swelling, sac, sheath, finger and hand


Simple Inflammation is liable to attack tendons as the result of a sprain, or owing to gout or rheumatism, their synovial sheaths being also attacked.

The disease may be manifested only by wearing rheumatic pains, accompanied, in some cases, by a creaking feeling when the tendons are moved, and a sound like the rust ling of silk. In more acute forms, and specially as the result of injury, considerable swelling may occur, and the overlying skin is hot and reddened.

Rest to the part and painting with tincture of iodine will do much to relieve the patient. In the acute cases warm fomeutations should be employed.

Whitlow is a severe form of inflammation which attacks the tendons of the fingers. It begins near the point of the finger in front, which is exquisitely tender, red, swollen, and hard. The pain, which is severe and throbbing, spreads often up the arm to the shoulder. The inflammation may run rapidly along the finger in the tendinous sheath, specially if matter forms in the sheath and cannot get a way of escape externally. If it is allowed to progress, the whole band, and even the forearm, may become affected, the joints and bones also being seriously imperilled.

Treatment.—Brisk purgatives of salts or seidlitz should be given to the patient, and leeches followed by hot fomentations applied to the part, the hand being kept at rest in an elevated position.t..But it is usually necessary to make a free incision along the centre of the finger down to the bone, to let matter escape. It sometimes requires most energetic steps on the part of a skilled surgeon to save the finger, and sometimes to save life, which an aggravated case will occasionally threaten. Disfigurement

often results. The patient's strength requires to be properly supported by foods and tonics of bark, iron, &c.

Ganglion (Scotch, lippen sinen) is a swelling at some place in the course of a ten don, due to irritation of the sheath of the tendon, and the consequent outpouring into the sheath of more than the usual amount of lubricating fluid and inflammatory material. As a result there is formed a small, firm, and movable swelling, which grows slowly, and is found to contain a firm, clear, jelly-like sub stance, originally fluid. The swelling is most common on the back of the wrist, and less fre quently on the back of the foot. Occasionally bodies like melon or rice seeds are formed in the sac from the inflammatory deposit.

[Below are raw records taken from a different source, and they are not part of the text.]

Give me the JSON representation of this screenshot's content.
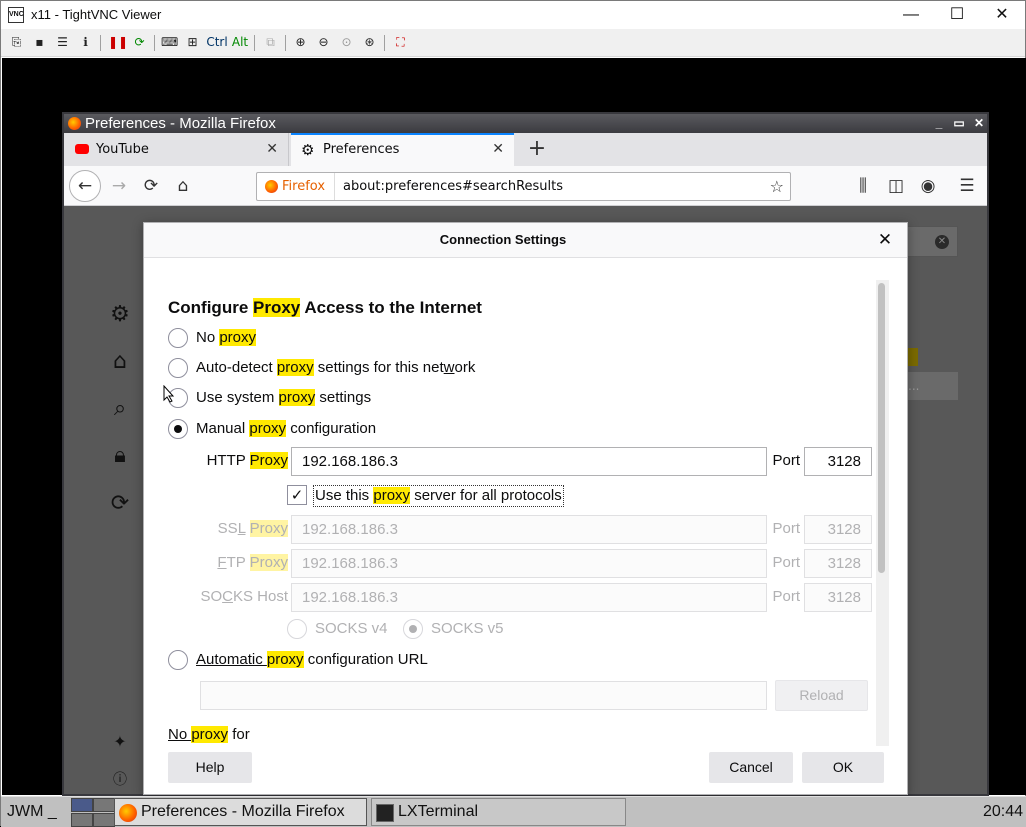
{
  "vnc": {
    "title": "x11 - TightVNC Viewer",
    "icon_text": "VNC",
    "minimize": "—",
    "maximize": "☐",
    "close": "✕",
    "toolbar": {
      "ctrl": "Ctrl",
      "alt": "Alt"
    }
  },
  "firefox": {
    "title": "Preferences - Mozilla Firefox",
    "controls": {
      "min": "_",
      "max": "▭",
      "close": "✕"
    },
    "tabs": [
      {
        "label": "YouTube",
        "close": "✕"
      },
      {
        "label": "Preferences",
        "close": "✕"
      }
    ],
    "newtab": "+",
    "identity": "Firefox",
    "url": "about:preferences#searchResults",
    "bg_button": "..."
  },
  "dialog": {
    "title": "Connection Settings",
    "close": "✕",
    "heading_pre": "Configure ",
    "heading_hl": "Proxy",
    "heading_post": " Access to the Internet",
    "options": [
      {
        "pre": "No ",
        "hl": "proxy",
        "post": "",
        "selected": false
      },
      {
        "pre": "Auto-detect ",
        "hl": "proxy",
        "post": " settings for this net",
        "u": "w",
        "post2": "ork",
        "selected": false
      },
      {
        "pre": "Use system ",
        "hl": "proxy",
        "post": " settings",
        "selected": false
      },
      {
        "pre": "Manual ",
        "hl": "proxy",
        "post": " configuration",
        "selected": true
      }
    ],
    "http": {
      "label": "HTTP ",
      "label_hl": "Proxy",
      "value": "192.168.186.3",
      "port_label": "Port",
      "port": "3128"
    },
    "use_all": {
      "pre": "Use this ",
      "hl": "proxy",
      "post": " server for all protocols",
      "checked": true,
      "check": "✓"
    },
    "ssl": {
      "label_pre": "SS",
      "label_u": "L",
      "label_post": " ",
      "label_hl": "Proxy",
      "value": "192.168.186.3",
      "port_label": "Port",
      "port": "3128"
    },
    "ftp": {
      "label_u": "F",
      "label_post": "TP ",
      "label_hl": "Proxy",
      "value": "192.168.186.3",
      "port_label": "Port",
      "port": "3128"
    },
    "socks": {
      "label_pre": "SO",
      "label_u": "C",
      "label_post": "KS Host",
      "value": "192.168.186.3",
      "port_label": "Port",
      "port": "3128"
    },
    "socks_v4": "SOCKS v4",
    "socks_v5": "SOCKS v5",
    "auto_url": {
      "pre": "Automatic ",
      "hl": "proxy",
      "post": " configuration URL",
      "selected": false,
      "value": ""
    },
    "reload": "Reload",
    "no_proxy": {
      "pre": "No ",
      "hl": "proxy",
      "post": " for"
    },
    "help": "Help",
    "cancel": "Cancel",
    "ok": "OK"
  },
  "taskbar": {
    "start": "JWM _",
    "tasks": [
      "Preferences - Mozilla Firefox",
      "LXTerminal"
    ],
    "clock": "20:44"
  }
}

The proper treatment is either to burst the tumour by pressure and squeeze out the gela tinous substance or to open the sac with a knife. A rough but efficacious method of treating ganglion of the wrist is to cause the patient to lay his hand on the knee of the per son who is going to burst the ganglion. Cover the hand with a towel. Then let the operator take a heavy book and bring it down heavily upon the hand. This will burst the sac. After removal of its contents pressure should be exerted on the sac to prevent the return of the swelling. The hard top from the cork of a lemonade bottle rolled in a small piece of lint and bandaged firmly over the part is a simple way of effecting this. Painting with iodine is used for the same purpose, or a small blister may be applied.